Welcome back to the continuing series on super-heroes who made their debut in each consecutive month. As before, I post images of the stories where I first discovered them or of issues that are significant to me.
The first three heroes under discussion all appeared in the same magazine, Flash Comics 1 in 1940!
The Flash: Although the 50s-80s version is beautifully drawn for the most part, I have a fondness for this modern Mercury. I haven’t enjoyed very many of his own original stories but I like him very much in team-ups. This early 90s series was a surprise hit even though it was set in the Fifties, the end of the JSA’s first era.
Hawkman: A fusion of Flash Gordon’s King Vultan with the Egyptology craze of the Twenties. I first “met” the Thanagarian version (who is a strange blend of John Carter and Martian Manhunter) but recognise this reincarnated prince as an essential member of the JSA. I thought he was belligerent and fascinating in “Smallville” although the wings were a bit similar to those of Pygar in “Barbarella”. Amazing Heroes magazine was hugely informative in those distant, pre-internet days.

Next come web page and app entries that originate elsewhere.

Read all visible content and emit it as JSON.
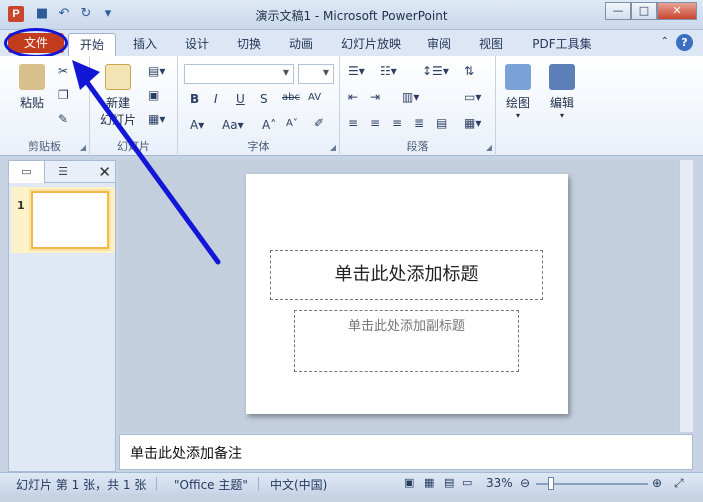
{
  "window": {
    "title": "演示文稿1 - Microsoft PowerPoint",
    "app_icon": "P"
  },
  "tabs": {
    "file": "文件",
    "home": "开始",
    "insert": "插入",
    "design": "设计",
    "transitions": "切换",
    "animations": "动画",
    "slideshow": "幻灯片放映",
    "review": "审阅",
    "view": "视图",
    "pdf": "PDF工具集"
  },
  "ribbon": {
    "clipboard": {
      "paste": "粘贴",
      "label": "剪贴板"
    },
    "slides": {
      "new_slide": "新建",
      "new_slide2": "幻灯片",
      "label": "幻灯片"
    },
    "font": {
      "label": "字体"
    },
    "paragraph": {
      "label": "段落"
    },
    "drawing": {
      "label": "绘图"
    },
    "editing": {
      "label": "编辑"
    }
  },
  "slide_panel": {
    "slide_number": "1"
  },
  "slide": {
    "title_placeholder": "单击此处添加标题",
    "subtitle_placeholder": "单击此处添加副标题"
  },
  "notes": {
    "placeholder": "单击此处添加备注"
  },
  "status": {
    "slide_info": "幻灯片 第 1 张，共 1 张",
    "theme": "\"Office 主题\"",
    "language": "中文(中国)",
    "zoom": "33%"
  },
  "colors": {
    "file_tab": "#c43c1e",
    "annotation": "#1216d6"
  }
}
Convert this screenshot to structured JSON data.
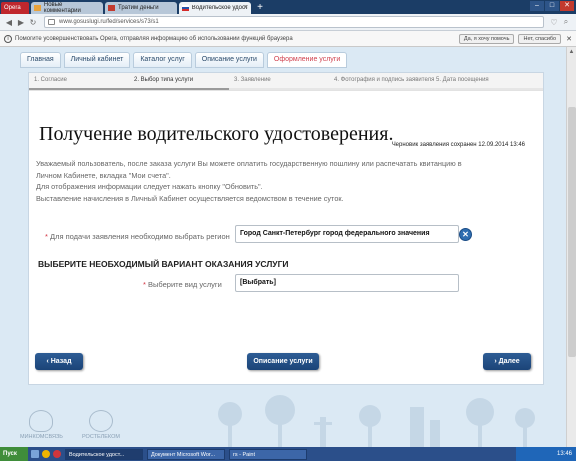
{
  "browser": {
    "menu_label": "Opera",
    "tabs": [
      {
        "label": "Новые комментарии",
        "active": false
      },
      {
        "label": "Тратим деньги",
        "active": false
      },
      {
        "label": "Водительское удостоверение",
        "active": true
      }
    ],
    "url": "www.gosuslugi.ru/fed/services/s73/s1",
    "infobar": {
      "text": "Помогите усовершенствовать Opera, отправляя информацию об использовании функций браузера",
      "yes_label": "Да, я хочу помочь",
      "no_label": "Нет, спасибо"
    }
  },
  "site_nav": {
    "tabs": [
      {
        "label": "Главная",
        "current": false
      },
      {
        "label": "Личный кабинет",
        "current": false
      },
      {
        "label": "Каталог услуг",
        "current": false
      },
      {
        "label": "Описание услуги",
        "current": false
      },
      {
        "label": "Оформление услуги",
        "current": true
      }
    ]
  },
  "steps": [
    {
      "label": "1. Согласие"
    },
    {
      "label": "2. Выбор типа услуги"
    },
    {
      "label": "3. Заявление"
    },
    {
      "label": "4. Фотография и подпись заявителя"
    },
    {
      "label": "5. Дата посещения"
    }
  ],
  "form": {
    "title": "Получение водительского удостоверения.",
    "draft_status": "Черновик заявления сохранен 12.09.2014 13:46",
    "info_lines": [
      "Уважаемый пользователь, после заказа услуги Вы можете оплатить государственную пошлину или распечатать квитанцию в",
      "Личном Кабинете, вкладка \"Мои счета\".",
      "Для отображения информации следует нажать кнопку \"Обновить\".",
      "Выставление начисления в Личный Кабинет осуществляется ведомством в течение суток."
    ],
    "region_label": "Для подачи заявления необходимо выбрать регион",
    "region_value": "Город Санкт-Петербург город федерального значения",
    "section_heading": "ВЫБЕРИТЕ НЕОБХОДИМЫЙ ВАРИАНТ ОКАЗАНИЯ УСЛУГИ",
    "service_label": "Выберите вид услуги",
    "service_value": "[Выбрать]",
    "required_mark": "*"
  },
  "buttons": {
    "back": "Назад",
    "description": "Описание услуги",
    "next": "Далее"
  },
  "footer": {
    "logo1": "МИНКОМСВЯЗЬ",
    "logo2": "РОСТЕЛЕКОМ"
  },
  "taskbar": {
    "start_label": "Пуск",
    "tasks": [
      {
        "label": "Водительское удост...",
        "active": true
      },
      {
        "label": "Документ Microsoft Wor...",
        "active": false
      },
      {
        "label": "rs - Paint",
        "active": false
      }
    ],
    "clock": "13:46"
  }
}
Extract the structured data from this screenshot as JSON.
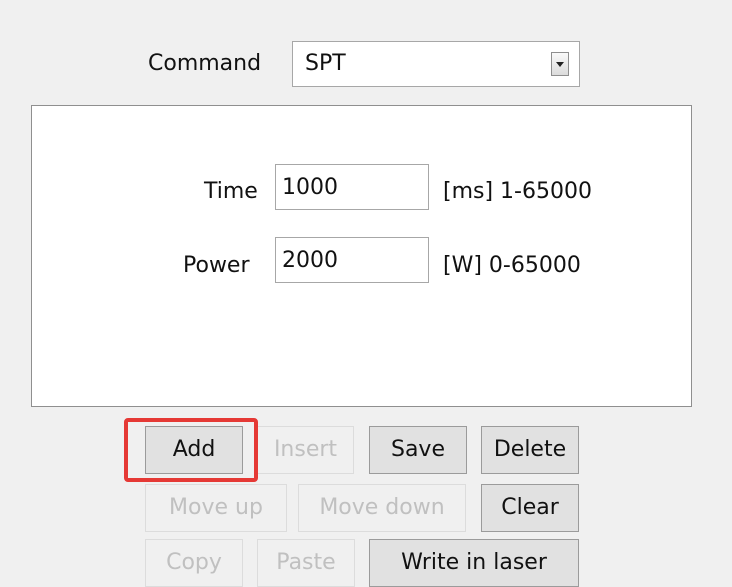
{
  "command": {
    "label": "Command",
    "value": "SPT",
    "dropdown_icon": "chevron-down-icon"
  },
  "parameters": {
    "time": {
      "label": "Time",
      "value": "1000",
      "range": "[ms] 1-65000"
    },
    "power": {
      "label": "Power",
      "value": "2000",
      "range": "[W] 0-65000"
    }
  },
  "buttons": {
    "add": "Add",
    "insert": "Insert",
    "save": "Save",
    "delete": "Delete",
    "move_up": "Move up",
    "move_down": "Move down",
    "clear": "Clear",
    "copy": "Copy",
    "paste": "Paste",
    "write_in_laser": "Write in laser"
  },
  "highlight_color": "#e53935"
}
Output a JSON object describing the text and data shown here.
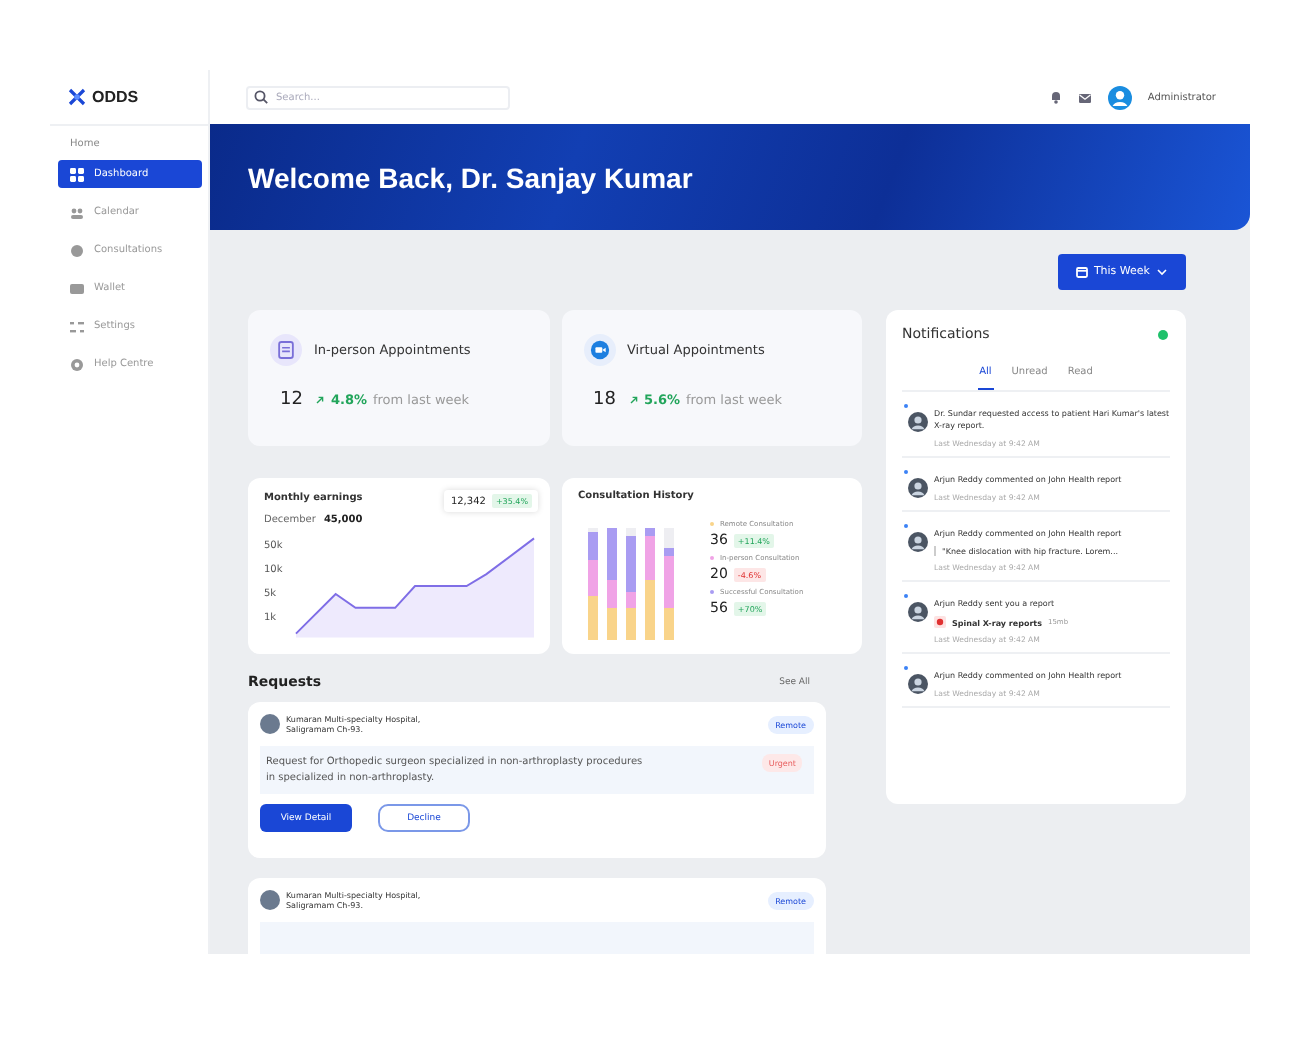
{
  "brand": {
    "name": "ODDS"
  },
  "search": {
    "placeholder": "Search..."
  },
  "user": {
    "name": "Administrator"
  },
  "sidebar": {
    "section": "Home",
    "items": [
      {
        "label": "Dashboard",
        "selected": true
      },
      {
        "label": "Calendar",
        "selected": false
      },
      {
        "label": "Consultations",
        "selected": false
      },
      {
        "label": "Wallet",
        "selected": false
      },
      {
        "label": "Settings",
        "selected": false
      },
      {
        "label": "Help Centre",
        "selected": false
      }
    ]
  },
  "banner": {
    "title": "Welcome Back, Dr. Sanjay Kumar"
  },
  "period_button": {
    "label": "This Week"
  },
  "stats": [
    {
      "title": "In-person Appointments",
      "count": "12",
      "change": "4.8%",
      "suffix": "from last week"
    },
    {
      "title": "Virtual Appointments",
      "count": "18",
      "change": "5.6%",
      "suffix": "from last week"
    }
  ],
  "earnings": {
    "title": "Monthly earnings",
    "month": "December",
    "amount": "45,000",
    "tooltip_value": "12,342",
    "tooltip_change": "+35.4%",
    "y_labels": [
      "50k",
      "10k",
      "5k",
      "1k"
    ]
  },
  "consultation_history": {
    "title": "Consultation History",
    "legend": [
      {
        "label": "Remote Consultation",
        "value": "36",
        "change": "+11.4%",
        "kind": "up",
        "color": "#f9d48a"
      },
      {
        "label": "In-person Consultation",
        "value": "20",
        "change": "-4.6%",
        "kind": "down",
        "color": "#f0a3e6"
      },
      {
        "label": "Successful Consultation",
        "value": "56",
        "change": "+70%",
        "kind": "up",
        "color": "#a99cf2"
      }
    ]
  },
  "requests": {
    "title": "Requests",
    "see_all": "See All",
    "items": [
      {
        "hospital": "Kumaran Multi-specialty Hospital, Saligramam Ch-93.",
        "tag": "Remote",
        "message": "Request for Orthopedic surgeon specialized in non-arthroplasty procedures in  specialized in non-arthroplasty.",
        "priority": "Urgent",
        "primary": "View Detail",
        "secondary": "Decline"
      },
      {
        "hospital": "Kumaran Multi-specialty Hospital, Saligramam Ch-93.",
        "tag": "Remote"
      }
    ]
  },
  "notifications": {
    "title": "Notifications",
    "online": true,
    "tabs": [
      {
        "label": "All",
        "selected": true
      },
      {
        "label": "Unread",
        "selected": false
      },
      {
        "label": "Read",
        "selected": false
      }
    ],
    "items": [
      {
        "text": "Dr. Sundar requested access to patient Hari Kumar's latest X-ray report.",
        "time": "Last Wednesday at 9:42 AM",
        "unread": true
      },
      {
        "text": "Arjun Reddy commented on John Health report",
        "time": "Last Wednesday at 9:42 AM",
        "unread": true
      },
      {
        "text": "Arjun Reddy commented on John Health report",
        "quote": "\"Knee dislocation with hip fracture. Lorem...",
        "time": "Last Wednesday at 9:42 AM",
        "unread": true
      },
      {
        "text": "Arjun Reddy sent you a report",
        "attachment": {
          "name": "Spinal X-ray reports",
          "size": "15mb"
        },
        "time": "Last Wednesday at 9:42 AM",
        "unread": true
      },
      {
        "text": "Arjun Reddy commented on John Health report",
        "time": "Last Wednesday at 9:42 AM",
        "unread": true
      }
    ]
  }
}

Johnny Thunder: Despite a catchy song by those phenomenal cats, the Kinks, I never found JT and his pink genie amusing or interesting; I much preferred Roy Thomas’ Jonni Thunder, the gal detective. I may be one of the few people who likes this origin of the Black Canary, starring the evil JT of Earth-1 (and also the continuity-crazy work of Roy the Boy).
Superboy: the Teen of Steel, as I’ve mentioned elsewhere in this blog, is a great vehicle for telling stories about loyalty and community; I may like him even more than the adult Caped Kryptonian (Note: I’m not discussing the clone version here- he’ll have his own entry). The LSH has never been the same since the Pocket Universe Superboy was killed off. That’s also one of my favourite covers of all time.
Challengers of the Unknown: my real introduction to Prof, Red, Rocky and Ace, the prototype FF, was in this giant, just as the Fourth World kicked off. I missed the Challs in their brief stint as ghost-breakers but I had glimpsed a little of their mad Arnold Drake period (Villo! Brainex! Kra!).
When they were revived just prior to the DC Implosion, they were teamed up with both Swamp Thing and Deadman, while Keith Giffen gave the group a futuristic SST. I suspect former Challs Corinna Stark, Tino and, er, Gaylord Clayburne are unlikely to return in the New 52. However, the Challs should always be on the fringes of the DC universe, dealing with giant idols and colossal robots.
Dial H for Hero: I blogged about this series in a previous Superboy Super-Spec entry; basically, the Marv Wolfman/Infantino iteration in the early 80s was more fun and gave kids the chance to showcase their own characters. The Johnny DC imprint should revive it pronto. This is the only original issue I ever owned.
Batgirl: Of the many versions of this character, my enduring favourite has to be Babs Gordon: librarian, congresswoman and occasional partner of Superman and Robin. I wish Denny O’Neil had thought to induct her into the JLA instead of transplanting Black Canary. In the late 70s, she was eclipsed by Levitz and Staton’s deadly Huntress. But in the 90s, the teen version won me over again, in this Xmas special.
Next time: The Mystery Men of January Part Two!
All images are presumed copyright of their respective owners and are reproduced here for the purposes of nostalgia and comment.